Calories in Shallots
Root vegetables can add up in the calorie department but shallots are not too bad. An average sized shallot clocks in at 31 calories, has just over a gram of protein and no fat.
Recipes With Shallots
The mild flavor of a shallot makes it the perfect choice to use in salad dressings to get a light onion flavor, as well as the contents of the salads themselves.Try one of these shallot recipes to get an idea of the flavor.
- This Broccoli Salad has an orange almond dressing that is flavored with the mild taste of shallots.
- In this Asian Zucchini Noodle salad, shallots are used in place of onions to keep the salad mix from having too much of a bite to it.
- Try this crustless Quiche Lorraine for a light breakfast option using shallots.
- Shallots keep the sauce on this crock pot curried chicken dish very light and aromatic.
- Mushrooms, shallots and garlic make the sauce on this Balsamic Chicken recipe a keeper.
Look for a firm young shallot that is free of sprouts. The bulb should be dry and firm and it should have a nice covering of the papery skin. I choose smaller bulbs if I can find them, because the flavor of them is sweeter.
How to store shallots
Store shallots in a cool, dry location that is well ventilated. They will keep for about a month if stored correctly. I have a straw onion basket that I keep on a high shelf in an unlit part of my kitchen. It has another shelf above it so the light is dim and it’s in a dry spot. The basket holds my shallots, garlic and onions and they keep well there for several weeks without sprouting.
Shallots reproduce by forming a cluster of small bulbs instead of one large bulb, the way an onion reproduces. These multiplier shallots are a cool-season perennial but are typically grown as annuals in the summer garden.
Depending on the type of shallot and the bulb sets, the planting time can be fall or spring. Bulbs planted in the fall will be larger and ready earlier than those planted in early spring. For growing shallots from sets, you plant the bulb sets directly in the garden in the same way as you would do for planting garlic or onions. They like full sun and a neutral soil pH.
Seed grown shallots can be started indoors under grow lights in late winter so that you will have seedlings ready to set out about a month before your last frost. They like the cold. They will grow quickly compared to bulb seedlings. Growing shallots from seed gives you plants that will produce 3 or 4 shallots each. Those grown from sets will grow into dozens of shallots.

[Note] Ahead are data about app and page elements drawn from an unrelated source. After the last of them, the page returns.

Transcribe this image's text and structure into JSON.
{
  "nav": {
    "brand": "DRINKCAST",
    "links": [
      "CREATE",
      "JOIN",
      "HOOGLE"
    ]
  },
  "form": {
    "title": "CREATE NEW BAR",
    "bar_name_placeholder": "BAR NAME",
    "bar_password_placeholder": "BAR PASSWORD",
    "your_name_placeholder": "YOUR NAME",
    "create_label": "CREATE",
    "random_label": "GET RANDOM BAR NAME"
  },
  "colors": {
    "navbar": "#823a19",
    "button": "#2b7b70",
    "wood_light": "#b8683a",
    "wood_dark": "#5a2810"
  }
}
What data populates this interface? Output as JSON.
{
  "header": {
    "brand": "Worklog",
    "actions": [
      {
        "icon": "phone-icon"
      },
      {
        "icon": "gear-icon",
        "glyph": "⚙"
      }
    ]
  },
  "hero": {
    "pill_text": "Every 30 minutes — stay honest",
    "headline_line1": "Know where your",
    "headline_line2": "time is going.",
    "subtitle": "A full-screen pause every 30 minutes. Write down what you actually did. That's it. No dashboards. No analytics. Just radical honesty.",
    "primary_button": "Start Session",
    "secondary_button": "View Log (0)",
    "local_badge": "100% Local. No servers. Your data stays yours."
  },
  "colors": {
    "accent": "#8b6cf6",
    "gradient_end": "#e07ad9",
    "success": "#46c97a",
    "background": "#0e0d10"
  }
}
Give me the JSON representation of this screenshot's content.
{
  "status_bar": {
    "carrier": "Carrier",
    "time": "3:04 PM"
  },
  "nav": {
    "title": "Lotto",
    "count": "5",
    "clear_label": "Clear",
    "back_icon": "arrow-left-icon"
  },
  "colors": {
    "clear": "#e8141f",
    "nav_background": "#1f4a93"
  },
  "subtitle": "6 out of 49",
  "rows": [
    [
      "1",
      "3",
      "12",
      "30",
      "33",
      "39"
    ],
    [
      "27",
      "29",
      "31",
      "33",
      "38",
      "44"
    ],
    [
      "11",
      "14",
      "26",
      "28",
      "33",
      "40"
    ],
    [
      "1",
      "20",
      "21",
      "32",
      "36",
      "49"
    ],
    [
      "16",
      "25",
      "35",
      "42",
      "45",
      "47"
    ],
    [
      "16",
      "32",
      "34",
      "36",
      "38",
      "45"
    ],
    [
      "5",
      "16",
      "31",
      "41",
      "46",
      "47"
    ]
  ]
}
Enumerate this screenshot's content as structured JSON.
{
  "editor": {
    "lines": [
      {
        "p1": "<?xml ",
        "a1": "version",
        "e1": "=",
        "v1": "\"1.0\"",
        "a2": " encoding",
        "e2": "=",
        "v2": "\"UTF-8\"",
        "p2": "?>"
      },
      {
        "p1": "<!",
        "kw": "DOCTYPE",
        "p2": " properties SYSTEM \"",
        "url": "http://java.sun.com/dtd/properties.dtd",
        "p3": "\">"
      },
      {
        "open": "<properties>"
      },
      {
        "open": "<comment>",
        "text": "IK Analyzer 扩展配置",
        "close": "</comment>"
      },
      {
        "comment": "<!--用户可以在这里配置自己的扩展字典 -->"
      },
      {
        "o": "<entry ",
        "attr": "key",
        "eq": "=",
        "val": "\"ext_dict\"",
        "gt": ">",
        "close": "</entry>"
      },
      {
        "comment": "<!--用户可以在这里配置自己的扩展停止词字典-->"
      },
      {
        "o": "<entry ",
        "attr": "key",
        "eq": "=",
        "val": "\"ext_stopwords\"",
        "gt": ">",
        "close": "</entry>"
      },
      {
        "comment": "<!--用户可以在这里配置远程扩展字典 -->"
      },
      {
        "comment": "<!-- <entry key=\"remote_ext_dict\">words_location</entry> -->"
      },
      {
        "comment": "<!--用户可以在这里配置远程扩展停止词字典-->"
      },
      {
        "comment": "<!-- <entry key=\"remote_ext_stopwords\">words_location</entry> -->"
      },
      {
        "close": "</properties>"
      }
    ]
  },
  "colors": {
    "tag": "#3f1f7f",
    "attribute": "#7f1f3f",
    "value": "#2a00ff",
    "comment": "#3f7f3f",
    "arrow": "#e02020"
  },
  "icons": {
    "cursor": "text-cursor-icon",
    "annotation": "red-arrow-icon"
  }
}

The small shallot bulbs grow in clusters on a single base, in much the same way as the garlic plant does. If you don’t have room for onions in your vegetable garden, try growing shallots instead.
Are shallots annuals or perennials?
Shallots are a bit of an oddity. They are actually perennials plants but are cultivated as annuals, since they grow very quickly. It’s even possible to succession plant them for ongoing crops during the summer.
Growing Shallots in Containers
Shallots tend to be smaller than onions so they will grow readily in pots. Be sure to choose a pot that will give them room for the bulbs to grow and spread out. You could start growing shallots indoors in the winter but they do need quite a bit of light so will grow best outside on a patio if you do put them in containers. I even used a water bottle to grow shallots vertically.
Place a large container that has good drainage in a spot in full sun. Space the bulbs about 2 inches apart and keep evenly moist. Fertilize monthly.
If you are interested in growing onions indoors, this article gives lots of tips for doing so. All types of onions can be grown from parts of the onion that is normally thrown away. Spring onions can also be grown indoors.
For more tips on vegetables, be sure to visit my Pinterest Vegetable Gardening board.
Admin note: this post first appeared in February of 2017. I have updated the post with more information as well as growing tips and nutritional info.